▸ TASK DESCRIPTION: Repeat exactly, and only, the lines from the line containing "Output a JSON" through the last line of the records below, including both.

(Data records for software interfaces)
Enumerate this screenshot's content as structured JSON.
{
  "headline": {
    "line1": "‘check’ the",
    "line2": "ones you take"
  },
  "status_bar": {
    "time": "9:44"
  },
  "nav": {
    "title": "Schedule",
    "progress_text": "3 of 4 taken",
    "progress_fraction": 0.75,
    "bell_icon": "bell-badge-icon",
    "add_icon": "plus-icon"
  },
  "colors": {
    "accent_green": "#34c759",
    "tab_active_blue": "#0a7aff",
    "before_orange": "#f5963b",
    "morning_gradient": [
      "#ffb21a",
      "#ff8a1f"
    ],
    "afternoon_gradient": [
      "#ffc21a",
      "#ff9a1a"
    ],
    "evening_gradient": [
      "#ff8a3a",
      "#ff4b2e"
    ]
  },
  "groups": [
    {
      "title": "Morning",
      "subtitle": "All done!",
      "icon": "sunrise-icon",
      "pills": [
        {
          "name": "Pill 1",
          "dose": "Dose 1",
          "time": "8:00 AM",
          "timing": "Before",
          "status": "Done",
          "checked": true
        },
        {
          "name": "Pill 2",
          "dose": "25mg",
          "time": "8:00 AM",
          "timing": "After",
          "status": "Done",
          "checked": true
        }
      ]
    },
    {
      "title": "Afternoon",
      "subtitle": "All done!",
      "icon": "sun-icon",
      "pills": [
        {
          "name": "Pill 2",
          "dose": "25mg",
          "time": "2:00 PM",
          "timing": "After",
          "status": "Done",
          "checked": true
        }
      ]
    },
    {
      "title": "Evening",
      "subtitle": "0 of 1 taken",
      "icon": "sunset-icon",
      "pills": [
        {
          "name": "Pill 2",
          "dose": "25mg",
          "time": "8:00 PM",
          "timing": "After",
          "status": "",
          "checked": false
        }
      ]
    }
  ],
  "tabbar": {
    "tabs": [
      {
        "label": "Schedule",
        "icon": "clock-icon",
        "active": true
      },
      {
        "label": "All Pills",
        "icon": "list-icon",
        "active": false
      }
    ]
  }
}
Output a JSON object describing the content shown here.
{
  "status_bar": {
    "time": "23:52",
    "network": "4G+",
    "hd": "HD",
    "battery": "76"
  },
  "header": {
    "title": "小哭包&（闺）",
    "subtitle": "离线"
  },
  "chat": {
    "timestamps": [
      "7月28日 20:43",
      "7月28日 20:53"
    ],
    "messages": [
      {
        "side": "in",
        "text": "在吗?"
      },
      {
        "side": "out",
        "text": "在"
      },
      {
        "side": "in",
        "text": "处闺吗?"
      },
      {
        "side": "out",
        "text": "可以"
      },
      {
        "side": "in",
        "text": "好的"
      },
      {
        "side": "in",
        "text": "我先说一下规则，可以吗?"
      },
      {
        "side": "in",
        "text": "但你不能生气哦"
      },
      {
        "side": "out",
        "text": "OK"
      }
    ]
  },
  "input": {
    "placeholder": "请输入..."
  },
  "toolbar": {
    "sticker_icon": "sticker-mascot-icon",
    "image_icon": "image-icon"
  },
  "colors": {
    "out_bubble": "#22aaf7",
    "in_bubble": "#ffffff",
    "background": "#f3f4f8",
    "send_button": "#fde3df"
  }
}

▸ TASK RESPONSE:
Output a JSON object describing the content shown here.
{
  "status_bar": {
    "time": "23:52",
    "network": "4G+",
    "hd": "HD",
    "battery": "76"
  },
  "header": {
    "title": "小哭包&（闺）",
    "subtitle": "离线"
  },
  "chat": {
    "timestamps": [
      "7月28日 20:43",
      "7月28日 20:53"
    ],
    "messages": [
      {
        "side": "in",
        "text": "在吗?"
      },
      {
        "side": "out",
        "text": "在"
      },
      {
        "side": "in",
        "text": "处闺吗?"
      },
      {
        "side": "out",
        "text": "可以"
      },
      {
        "side": "in",
        "text": "好的"
      },
      {
        "side": "in",
        "text": "我先说一下规则，可以吗?"
      },
      {
        "side": "in",
        "text": "但你不能生气哦"
      },
      {
        "side": "out",
        "text": "OK"
      }
    ]
  },
  "input": {
    "placeholder": "请输入..."
  },
  "toolbar": {
    "sticker_icon": "sticker-mascot-icon",
    "image_icon": "image-icon"
  },
  "colors": {
    "out_bubble": "#22aaf7",
    "in_bubble": "#ffffff",
    "background": "#f3f4f8",
    "send_button": "#fde3df"
  }
}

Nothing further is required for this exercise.